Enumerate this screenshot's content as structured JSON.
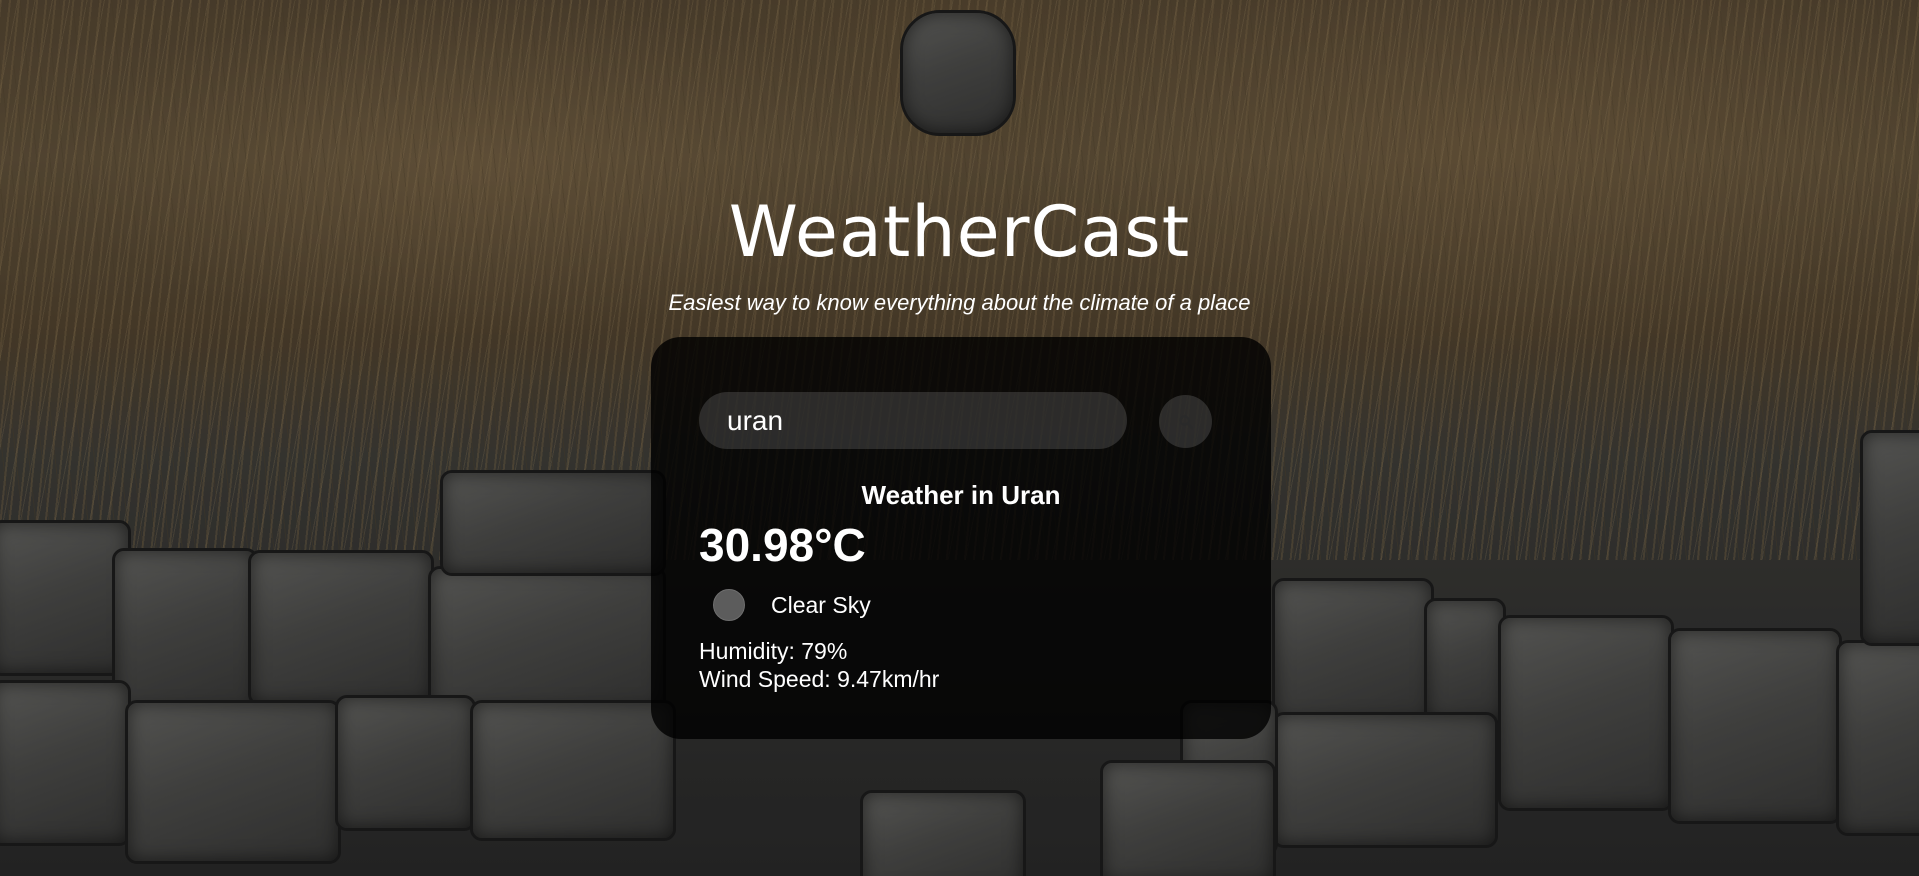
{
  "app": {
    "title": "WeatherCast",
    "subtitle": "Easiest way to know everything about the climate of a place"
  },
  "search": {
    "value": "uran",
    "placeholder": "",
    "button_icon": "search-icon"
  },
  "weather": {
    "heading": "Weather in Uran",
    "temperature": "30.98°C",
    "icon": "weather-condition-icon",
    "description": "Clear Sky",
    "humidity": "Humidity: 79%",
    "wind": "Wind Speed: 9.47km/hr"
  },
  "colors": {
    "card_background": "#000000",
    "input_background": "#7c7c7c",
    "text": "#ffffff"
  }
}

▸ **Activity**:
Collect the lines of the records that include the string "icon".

▸ **Problem solution**:
    "button_icon": "search-icon"
    "icon": "weather-condition-icon",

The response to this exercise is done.